It is estimated that 1 in 4 adults suffer a diagnosable mental disorder ranging from no impairment to severe. Now, consider that anyone in relationship to the person diagnosed is impacted. So, is anyone untouched by this? How do we look at, feel about, and/or treat someone “diagnosed”—starting with ourselves?

Diagnosis can be used to bring clarity to a situation. It can be used to help a person obtain the treatment and/or supports needed. Or, it can also be used in ways that are “mean.” It can carry a stigma that belittles someone or devalues them. It can be used to put severe limitations on someone as to what their life will, or won’t, be.

When my son, Micah, was born they diagnosed him as being a “vegetable.” They said he wouldn’t: make any sounds-even a cry, ever know us, be able to learn, be able to move; and his brain waves were nothing more than seizures. What a devastating diagnosis! Faith and my “mama bear” instincts would not allow that diagnosis to be the final determination of his life.
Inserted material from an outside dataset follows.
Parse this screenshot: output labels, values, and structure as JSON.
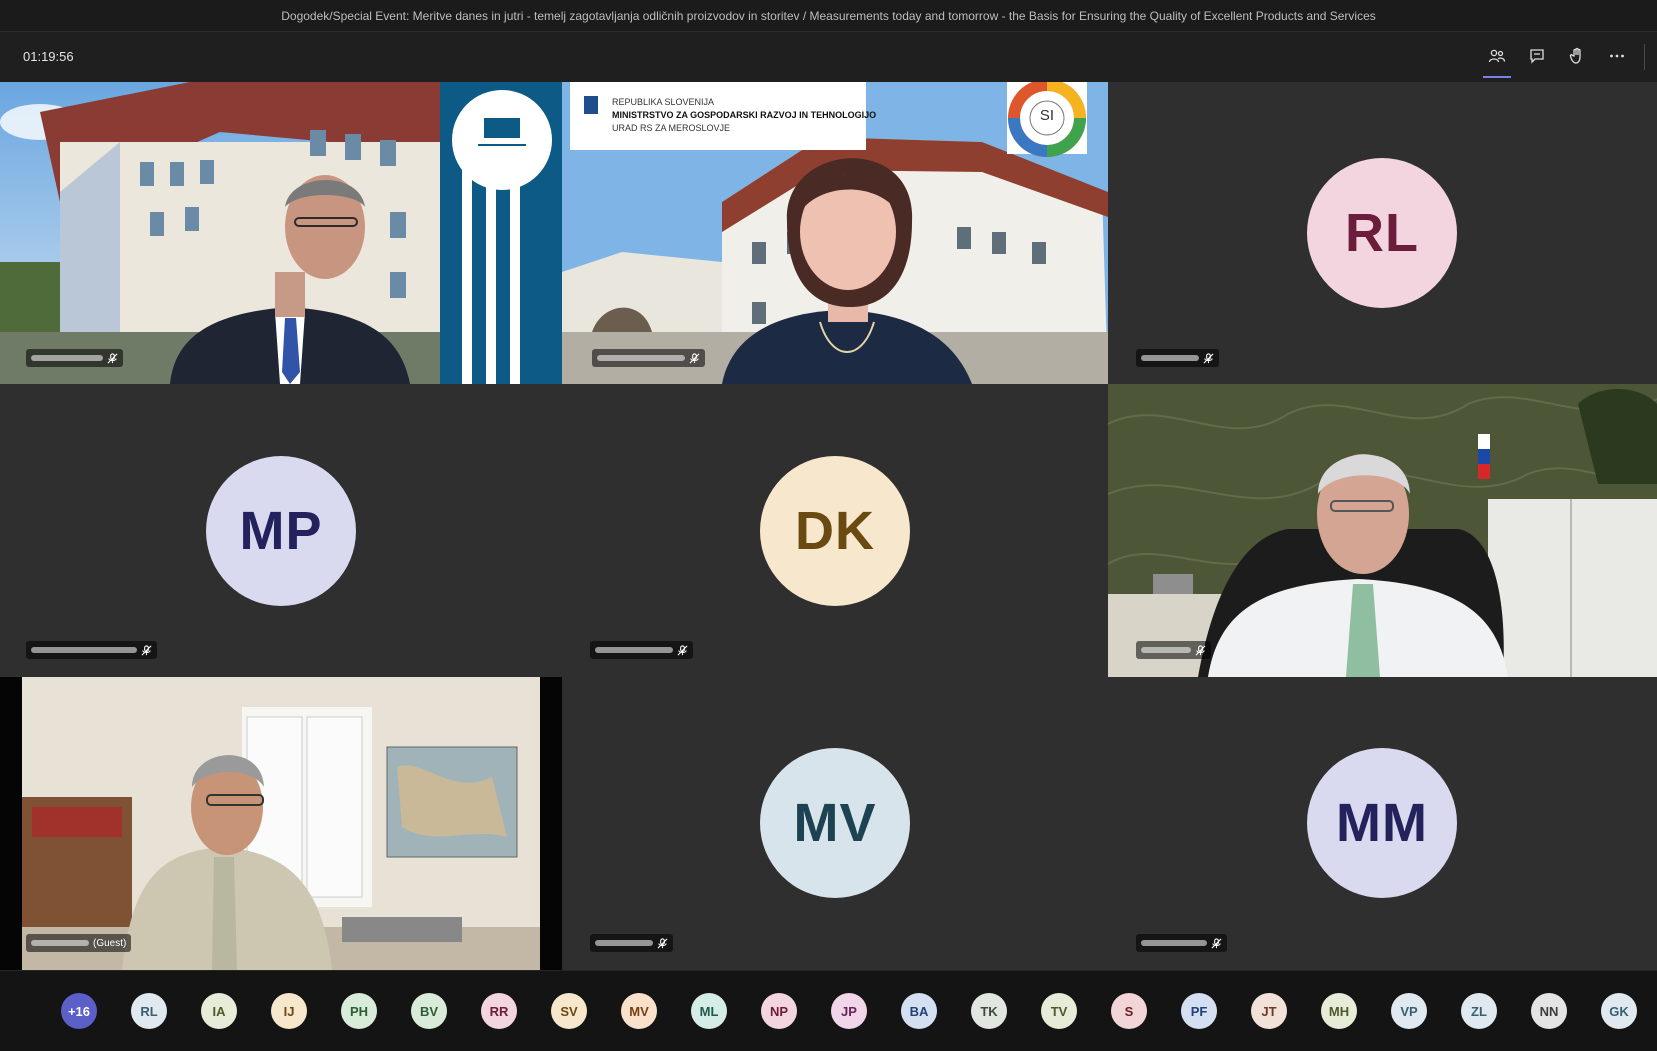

He was quadriplegic and also nonverbal. However, he was far from being a “vegetable!” He couldn’t ambulate on his own, but could walk some in a supported walker, and harness. He loved horse therapy with side walkers helping support. He cried for the first time very shortly after being home from the ICU. He also developed communicative sounds. For example, I would tell him that I loved him and ask him if he loved me too, and he always made a certain sound—even though it took so much effort to get it out. He absolutely knew us and he responded in various ways, although it took him a lot longer. He did learn, and knew more intellectually than he could ever prove due to his quadriplegia and poor vision. He touched the lives of many; and, sensed others with a deep presence—like seeing into the eyes of their soul. He had a great sense of humor, loved silliness, and when he laughed—he absolutely lit up a room. Yet, nothing topped his UNconditional love! I could truly go on and on about all he did and his beautiful soul.

There were undoubtedly lots of hardships in caring for Micah; however, he taught me more about life and love than anyone I’ve ever known. Words alone can’t express how deeply grateful I am that we chose love, and never the limitations of the diagnosis! What will you choose for yourself and/or others—love or limitations?

Cheri Thomas

Cheri works as a Peer Support Specialist for RI in Arizona. She has experienced loss and grief which has led her to write for the masses to bring voice to those in similar situations. Cheri possesses a deep passion to share with, encourage, and inspire others on what she calls the Journey of the Heart.